I originally thought that there was enough glass tile left from the previous owner’s work in the bathroom to complete a backsplash in the kitchen. I was mistaken. Working on a tight budget, I headed to Home Depot again and realized that there was no way I could justify the cost of new tile for the job. I thought about using some red cedar I had, but it just didn’t look right.
Eventually, I decided to try ripping the 1×2 strapping in half with the table saw (a terrifying job) and at first was discouraged that I couldn’t get all of the pieces to the same width. This was a blessing in disguise because I realized it was adding character to the overall look. I cut these into 12″ pieces, stained them with 4 different stain colors I had in the garage and staggered them, trying a few different variations before deciding on the final layout.
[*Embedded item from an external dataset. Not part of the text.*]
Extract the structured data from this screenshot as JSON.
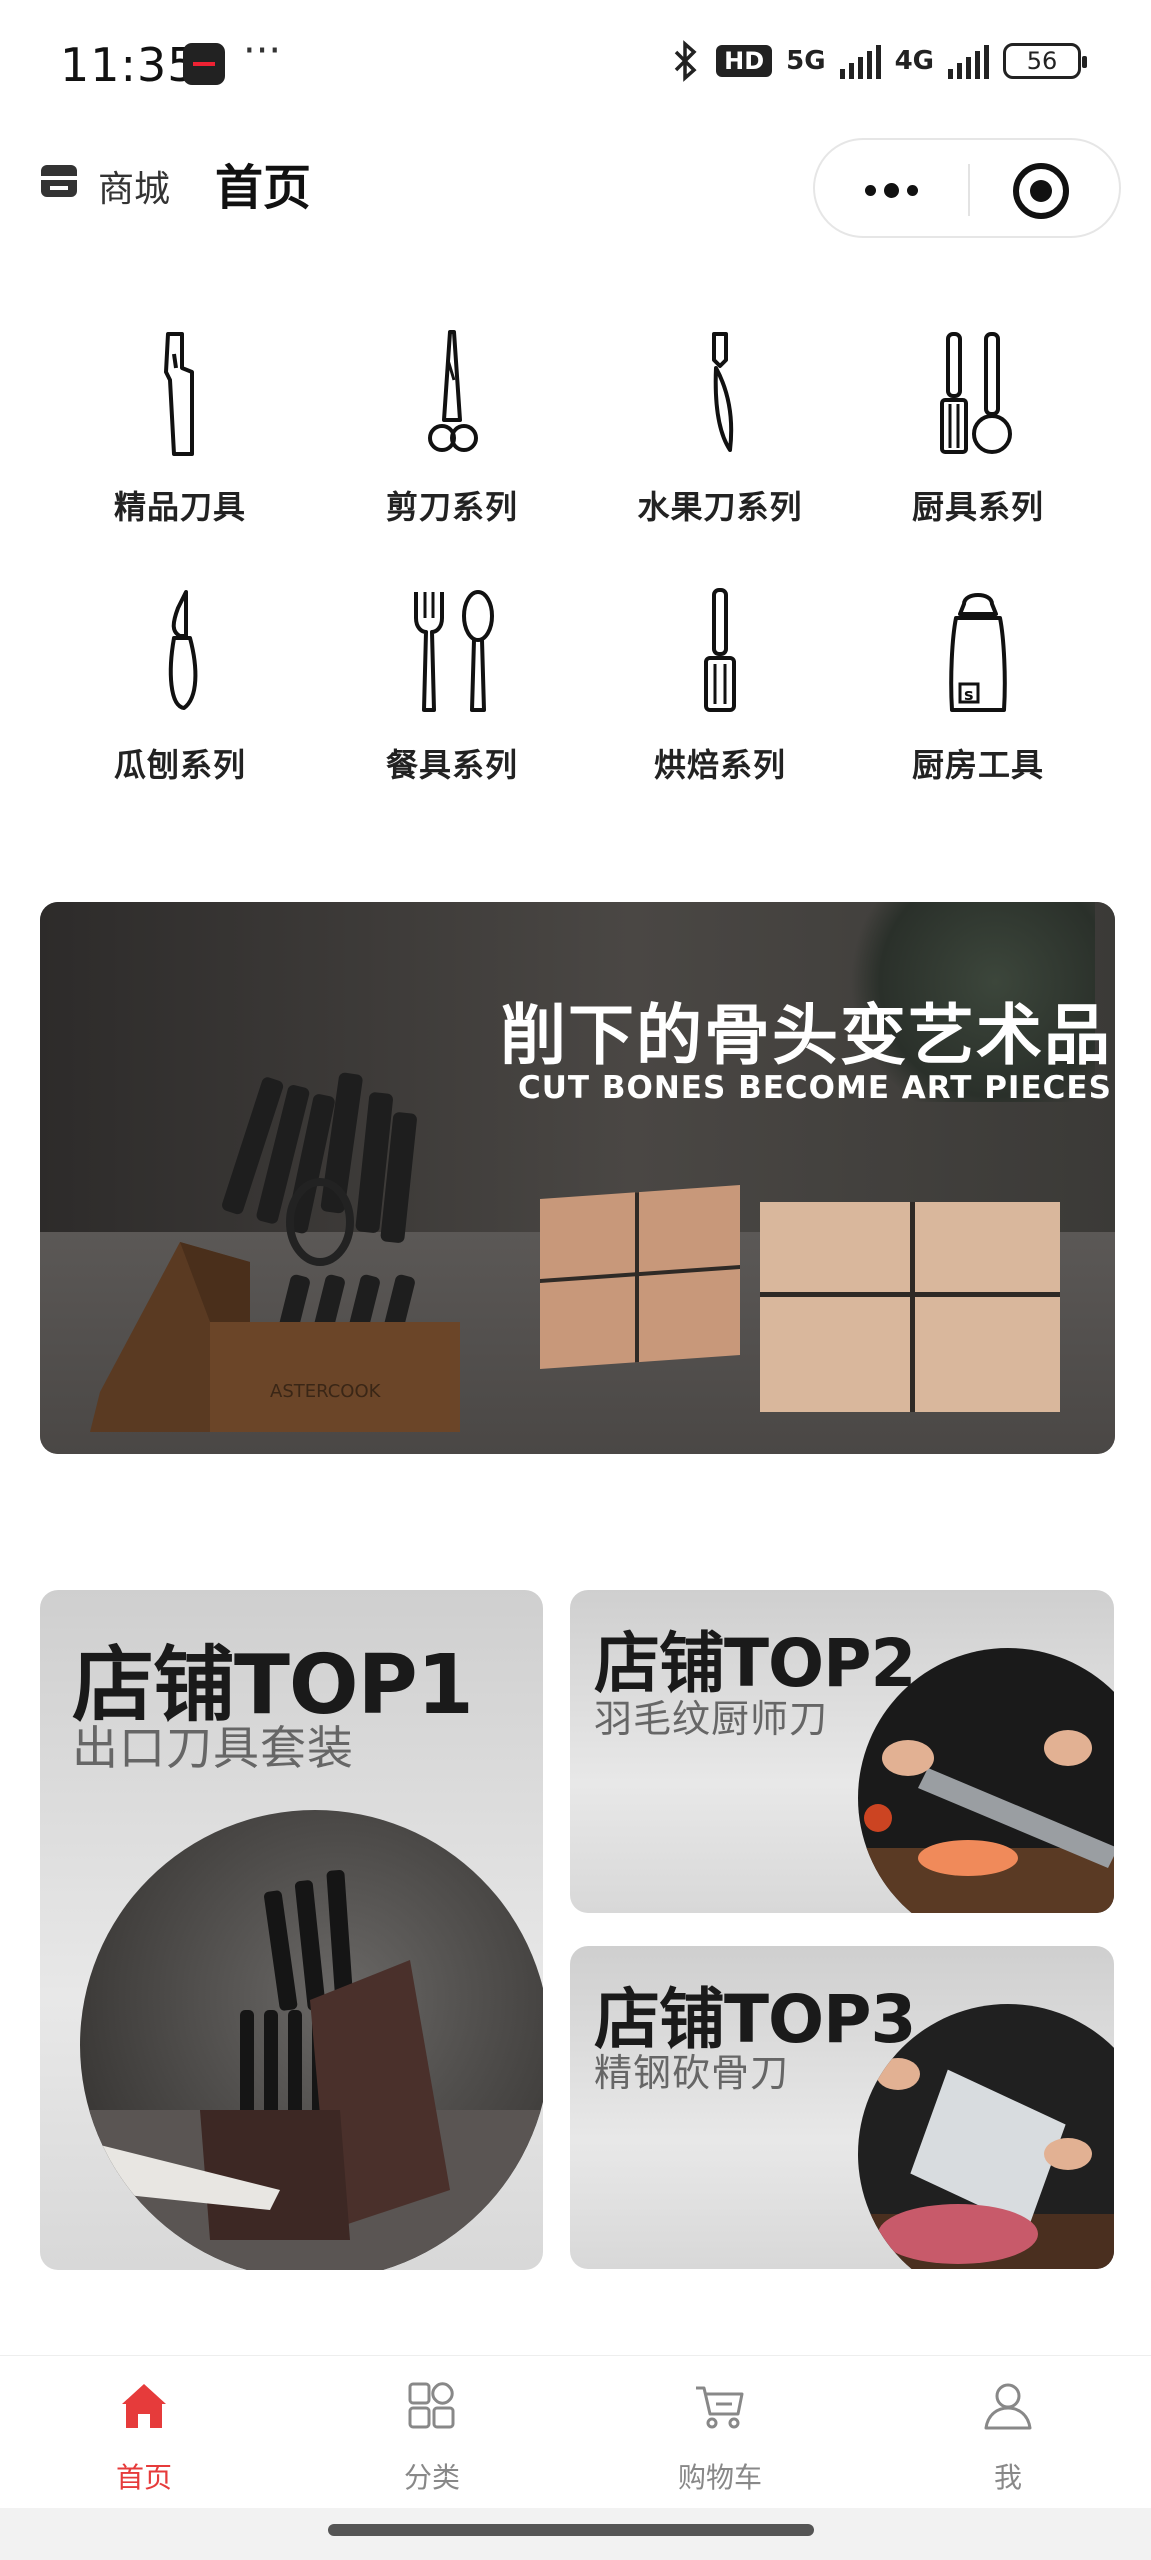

I used a lot of Liquid Nails and a few pins from the brad nailer to attach them to the wall.
I’m pretty happy that I didn’t have enough tile!
Cut to 12″
Playing with the design
Step 7- Polyurethane
I only had to wait a few hours for the stains to dry and was able to come back and apply the polyurethane to the counter tops and the backsplash. This would take longer to dry- 2 hours to the touch, 48 hours for light use and a full week until we could roll full steam. I opted to leave the plastic up to keep the cat and children from doing damage, but I was unable to protect it from myself. I decided that 2 hours was a long enough wait before replacing the stove without risk of scratches. It wasn’t.
I touched up the area around the stove, the paint on the cabinets, caulked around the sink, picked up some clearance fabric Andrew chose and whipped together curtains, then finally was able to stand back to view the finished product. I’ll be darned if it didn’t exceed my expectations. Jamie was shocked and really loves it. My friend Sandy, who is also my realtor and tough to please (TOTALLY, KIDDING, SANDY! You’re are amazing and you know it), was very happy with the results as well, even trying to get me to do her counters. It’s still a small kitchen, but it’s a heck of a lot nicer than the old, gross laminate! Would I do it again? Um, I’ll get back to you on that.
Oh, and I should tell you guy that this whole project was around $200!